Though the battle between Montagues and Capulets is the setting for Shakespeare’s love story, the murders take on a new significance when set in 1980s Brooklyn. Supporting characters condemn the violence in no uncertain terms. When a Capulet soldier tries to lay a red bandana in Petruchio’s open casket, his mother cries out, “Soil not my Son’s final place of rest / I so detest your guilty sympathy / That my heart would rend from this aching chest / I wish this box were meant for thee.”
But many of the young men at the center of the story, steeped in books on samurai and the imperatives of the Duel List — a ranking of neighborhood combatants — are in thrall to the bloody sport they play. Tybalt’s death at the hands of Romeo on the final page of the comic is cast as a moment of revelatory pacifism, but it is the expanded role of Petruchio that comments most poignantly on the violence. Through the temporally rearranged narrative, Petruchio, whose death propels most of the ensuing conflicts, does not appear until the final act. When we finally meet him, the tragedy of the whole story comes into focus, showing how one act of violence begets another and another, in a cycle that ultimately claims many of the characters. Rosalyn’s words to Tybalt — “It’s not the crest of Capulet… The precious thing thy sword protects… it’s vanity” — don’t reach him until moments before his death.
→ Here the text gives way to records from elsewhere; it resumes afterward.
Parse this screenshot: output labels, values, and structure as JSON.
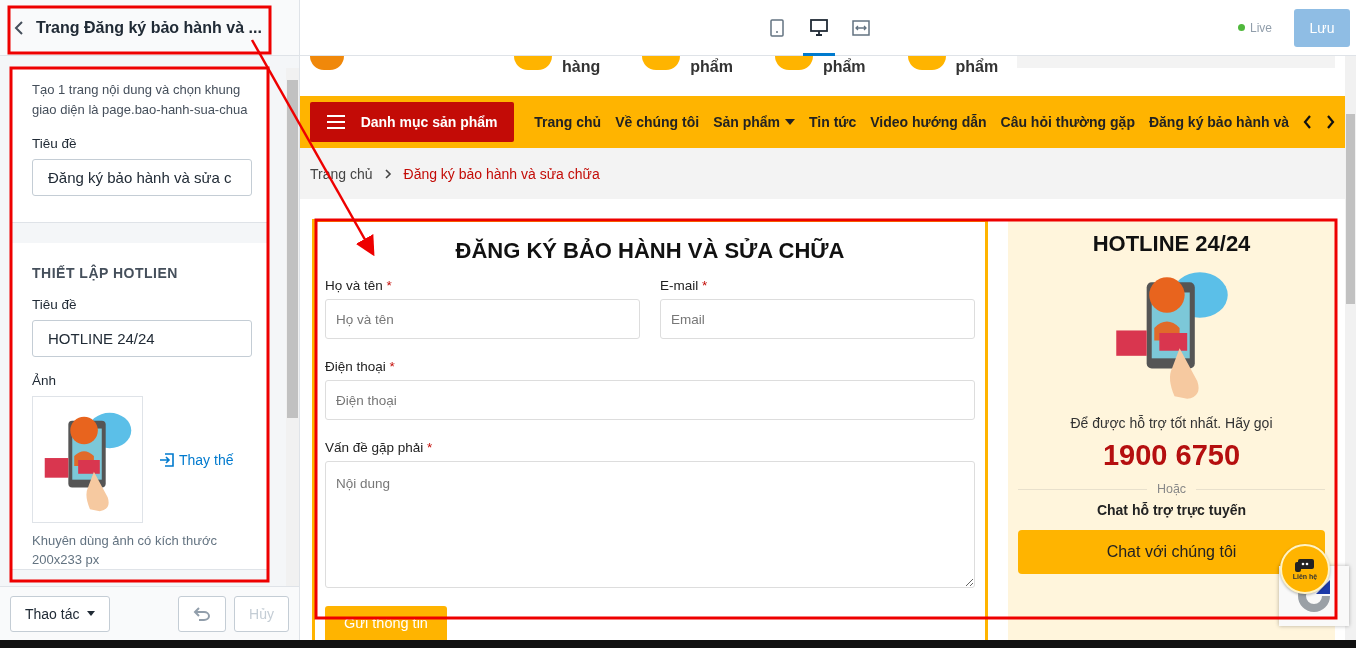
{
  "editor": {
    "back_title": "Trang Đăng ký bảo hành và ...",
    "intro": "Tạo 1 trang nội dung và chọn khung giao diện là page.bao-hanh-sua-chua",
    "title_label": "Tiêu đề",
    "title_value": "Đăng ký bảo hành và sửa c",
    "hotline_heading": "THIẾT LẬP HOTLIEN",
    "hotline_title_label": "Tiêu đề",
    "hotline_title_value": "HOTLINE 24/24",
    "image_label": "Ảnh",
    "replace_link": "Thay thế",
    "image_hint": "Khuyên dùng ảnh có kích thước 200x233 px"
  },
  "footer": {
    "actions_label": "Thao tác",
    "undo": {
      "disabled": true
    },
    "cancel": {
      "label": "Hủy",
      "disabled": true
    }
  },
  "topbar": {
    "devices": [
      {
        "kind": "mobile",
        "selected": false
      },
      {
        "kind": "desktop",
        "selected": true
      },
      {
        "kind": "fullwidth",
        "selected": false
      }
    ],
    "live": {
      "label": "Live",
      "on": true
    },
    "save": {
      "label": "Lưu",
      "disabled": true
    }
  },
  "site": {
    "shortcuts": [
      "hàng",
      "phẩm",
      "phẩm",
      "phẩm"
    ],
    "category_button": "Danh mục sản phẩm",
    "menu": [
      {
        "label": "Trang chủ",
        "has_dropdown": false
      },
      {
        "label": "Về chúng tôi",
        "has_dropdown": false
      },
      {
        "label": "Sản phẩm",
        "has_dropdown": true
      },
      {
        "label": "Tin tức",
        "has_dropdown": false
      },
      {
        "label": "Video hướng dẫn",
        "has_dropdown": false
      },
      {
        "label": "Câu hỏi thường gặp",
        "has_dropdown": false
      },
      {
        "label": "Đăng ký bảo hành và",
        "has_dropdown": false
      }
    ],
    "breadcrumb": [
      {
        "label": "Trang chủ",
        "selected": false
      },
      {
        "label": "Đăng ký bảo hành và sửa chữa",
        "selected": true
      }
    ]
  },
  "form": {
    "title": "ĐĂNG KÝ BẢO HÀNH VÀ SỬA CHỮA",
    "required_mark": "*",
    "rows": [
      [
        {
          "kind": "text",
          "label": "Họ và tên",
          "required": true,
          "placeholder": "Họ và tên"
        },
        {
          "kind": "text",
          "label": "E-mail",
          "required": true,
          "placeholder": "Email"
        }
      ],
      [
        {
          "kind": "text",
          "label": "Điện thoại",
          "required": true,
          "placeholder": "Điện thoại"
        }
      ],
      [
        {
          "kind": "textarea",
          "label": "Vấn đề gặp phải",
          "required": true,
          "placeholder": "Nội dung"
        }
      ]
    ],
    "submit": "Gửi thông tin"
  },
  "hotline": {
    "title": "HOTLINE 24/24",
    "text": "Để được hỗ trợ tốt nhất. Hãy gọi",
    "phone": "1900 6750",
    "divider": "Hoặc",
    "chat_title": "Chat hỗ trợ trực tuyến",
    "chat_button": "Chat với chúng tôi"
  },
  "contact_badge": "Liên hệ"
}
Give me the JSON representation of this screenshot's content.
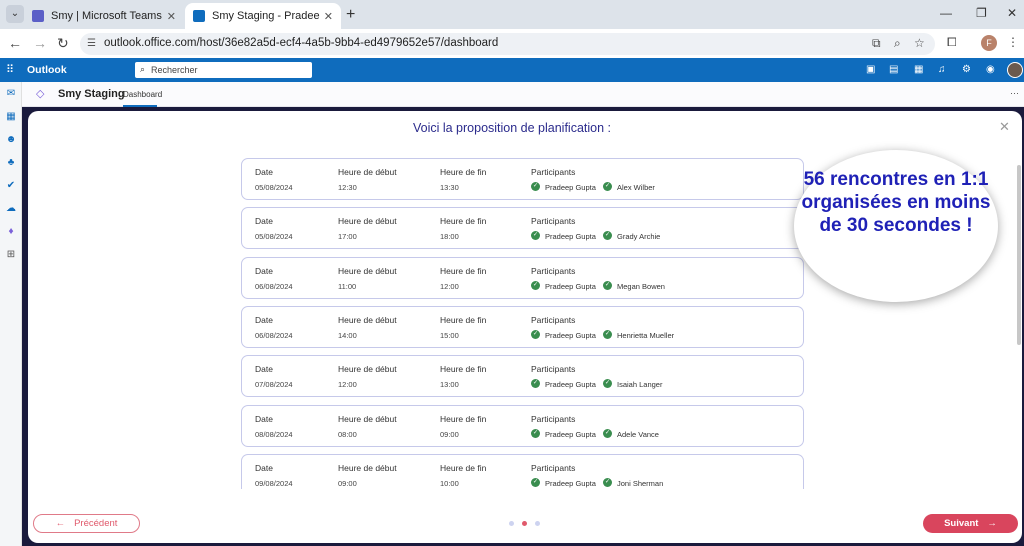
{
  "browser": {
    "tabs": [
      {
        "title": "Smy | Microsoft Teams",
        "active": false
      },
      {
        "title": "Smy Staging - Pradeep Gupta -",
        "active": true
      }
    ],
    "url": "outlook.office.com/host/36e82a5d-ecf4-4a5b-9bb4-ed4979652e57/dashboard",
    "profile_initial": "F"
  },
  "outlook": {
    "title": "Outlook",
    "search_placeholder": "Rechercher"
  },
  "app": {
    "name": "Smy Staging",
    "tab": "Dashboard"
  },
  "modal": {
    "title": "Voici la proposition de planification :",
    "labels": {
      "date": "Date",
      "start": "Heure de début",
      "end": "Heure de fin",
      "participants": "Participants"
    },
    "meetings": [
      {
        "date": "05/08/2024",
        "start": "12:30",
        "end": "13:30",
        "participants": [
          "Pradeep Gupta",
          "Alex Wilber"
        ]
      },
      {
        "date": "05/08/2024",
        "start": "17:00",
        "end": "18:00",
        "participants": [
          "Pradeep Gupta",
          "Grady Archie"
        ]
      },
      {
        "date": "06/08/2024",
        "start": "11:00",
        "end": "12:00",
        "participants": [
          "Pradeep Gupta",
          "Megan Bowen"
        ]
      },
      {
        "date": "06/08/2024",
        "start": "14:00",
        "end": "15:00",
        "participants": [
          "Pradeep Gupta",
          "Henrietta Mueller"
        ]
      },
      {
        "date": "07/08/2024",
        "start": "12:00",
        "end": "13:00",
        "participants": [
          "Pradeep Gupta",
          "Isaiah Langer"
        ]
      },
      {
        "date": "08/08/2024",
        "start": "08:00",
        "end": "09:00",
        "participants": [
          "Pradeep Gupta",
          "Adele Vance"
        ]
      },
      {
        "date": "09/08/2024",
        "start": "09:00",
        "end": "10:00",
        "participants": [
          "Pradeep Gupta",
          "Joni Sherman"
        ]
      }
    ],
    "callout": "56 rencontres en 1:1 organisées en moins de 30 secondes !",
    "prev_label": "Précédent",
    "next_label": "Suivant",
    "pagination": {
      "total": 3,
      "current": 2
    }
  },
  "colors": {
    "accent": "#d9455d",
    "outlook_blue": "#0f6cbd",
    "callout_text": "#1f21b6",
    "check": "#3a8d4f"
  }
}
Prince of Cats by Ron Wimberly is now available from Image Comics.
“Black infants in America are now more than twice as likely to die as white infants—11.3 per 1,000 black babies, compared with 4.9 per 1,000 white babies, according to the most recent government data—a racial disparity that is actually wider than in 1850, 15 years before the end of slavery, when most black women were…
In 1850, when Dr. Robert W. Gibbes commissioned J. T. Zealy to make daguerreotypes of persons held in slavery in and around Columbia, South Carolina, for Harvard Professor Louis Agassiz to use in support of his theory that African people were a separate species, daguerreotypes were at the height of fashion.
Works by Rodolfo Abularach, Mario Bencomo, Denise Carvalho, Pérez Celis, Entes, and Agustín Fernandéz are on view at the NYC gallery through January 7, 2022.
he ownership of images has a long and nuanced legal history, which has evolved dramatically in recent years as cultural standards and photographic technologies have rapidly advanced
Renty and his daughter Delia. Renty was an enslaved African, kidnapped from the Congo, sold and forced into slave labor on the South Carolina plantation of B.F. Taylor
“Ecosystem X,” an art-based reimagining of life on planet Earth, is the theme of this open call. 10 artists will win $5,000 and one student will receive $5,000 as a scholarship/stipend.
The show, which honors the 50th anniversary of an exhibition history once ignored, continues a series of projects documenting Wilmington’s contemporary art scene.
As a scholar of African American history and photography whose work has focused on the status of violent images in museums and archives, I fully support the validity of Ms. Tamara Lanier’s claim and the amicus brief.
The daguerreotypes of Renty Taylor, Delia, Drana, Alfred, Jack, George Fassena, and Jem remained in an unused storage cabinet until 1975, when it was discovered by an employee of the Peabody Museum.
I am writing in support of the amicus curiae brief submitted by Professor Ariella Aïsha Azoulay of Brown University for the full restitution of the daguerreotypes of Renty Taylor and his daughter Delia, currently held by Harvard University, to their familial descendant, Tamara Lanier.